14 INAF − Padova Observatory, Vicolo dell’Osservatorio 5, 35122 Padova, Italy
15 Lund Observatory, Department of Astronomy and Theoretical Physics, Box 43, 221 00 Lund, Sweden
16 INAF − Osservatorio Astronomico di Bologna, via Ranzani 1, 40127 Bologna, Italy
17 Department of Physics and Astronomy, Uppsala University, Box 516, 75120 Uppsala, Sweden
18 ASI Science Data Center, via del Politecnico SNC, 00133 Roma, Italy
19 Laboratoire Lagrange (UMR7293), Université de Nice Sophia Antipolis, CNRS, Observatoire de la Côte d’Azur, CS 34229, 06304 Nice Cedex 4, France
20 Department for Astrophysics, Nicolaus Copernicus Astronomical Center, ul. Rabiańska 8, 87-100 Toruń, Poland
Received: 5 May 2014
Accepted: 8 June 2014
Context. Recent metallicity determinations in young open clusters and star-forming regions suggest that the latter may be characterized by a slightly lower metallicity than the Sun and older clusters in the solar vicinity. However, these results are based on small statistics and inhomogeneous analyses. The Gaia-ESO Survey is observing and homogeneously analyzing large samples of stars in several young clusters and star-forming regions, hence allowing us to further investigate this issue.

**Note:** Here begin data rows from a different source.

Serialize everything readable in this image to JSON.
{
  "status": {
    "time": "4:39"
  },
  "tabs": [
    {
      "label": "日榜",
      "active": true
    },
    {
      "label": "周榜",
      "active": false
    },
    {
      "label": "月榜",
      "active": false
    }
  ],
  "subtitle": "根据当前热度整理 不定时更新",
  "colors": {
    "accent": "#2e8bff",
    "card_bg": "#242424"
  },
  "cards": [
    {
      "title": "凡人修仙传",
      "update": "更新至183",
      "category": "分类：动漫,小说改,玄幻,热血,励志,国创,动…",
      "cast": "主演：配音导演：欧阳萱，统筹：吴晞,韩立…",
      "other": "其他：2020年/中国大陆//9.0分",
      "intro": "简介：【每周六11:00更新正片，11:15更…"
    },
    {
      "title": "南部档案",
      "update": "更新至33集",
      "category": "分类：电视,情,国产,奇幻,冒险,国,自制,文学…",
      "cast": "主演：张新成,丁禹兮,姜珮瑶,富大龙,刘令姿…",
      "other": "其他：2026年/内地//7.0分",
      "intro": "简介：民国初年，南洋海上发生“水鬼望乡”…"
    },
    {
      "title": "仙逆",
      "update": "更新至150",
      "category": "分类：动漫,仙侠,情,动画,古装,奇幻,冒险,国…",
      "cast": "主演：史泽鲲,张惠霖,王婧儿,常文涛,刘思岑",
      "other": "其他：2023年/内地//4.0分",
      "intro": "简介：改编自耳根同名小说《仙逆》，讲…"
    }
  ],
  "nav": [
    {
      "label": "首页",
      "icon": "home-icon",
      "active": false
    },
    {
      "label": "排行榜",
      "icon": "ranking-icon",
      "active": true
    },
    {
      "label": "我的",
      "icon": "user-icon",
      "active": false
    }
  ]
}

Aims. We present a new metallicity determination of the Chamaeleon I star-forming region, based on the products distributed in the first internal release of the Gaia-ESO Survey.
Methods. The 48 candidate members of Chamaeleon I have been observed with the high-resolution, spectrograph UVES. We use the surface gravity, lithium line equivalent width, and position in the Hertzsprung-Russell diagram to confirm the cluster members, and we use the iron abundance to derive the mean metallicity of the region.
Results. Out of the 48 targets, we confirm 15 high probability members. Considering the metallicity measurements for nine of them, we find that the iron abundance of Chamaeleon I is slightly subsolar with a mean value [Fe/H] = −0.08 ± 0.04 dex. This result agrees with the metallicity determination of other nearby star-forming regions and suggests that the chemical pattern of the youngest stars in the solar neighborhood is indeed more metal-poor than the Sun. We argue that this evidence may be related to the chemical distribution of the Gould Belt that contains most of the nearby star-forming regions and young clusters.
Key words: open clusters and associations: individual: Chamaeleon I / stars: pre-main sequence / stars: abundances / techniques: spectroscopic
Based on observations collected at the ESO telescopes under programme 188.B3002, the Gaia-ESO large public spectroscopic survey.
Tables 1−3 are available in electronic form at http://www.aanda.org
© ESO, 2014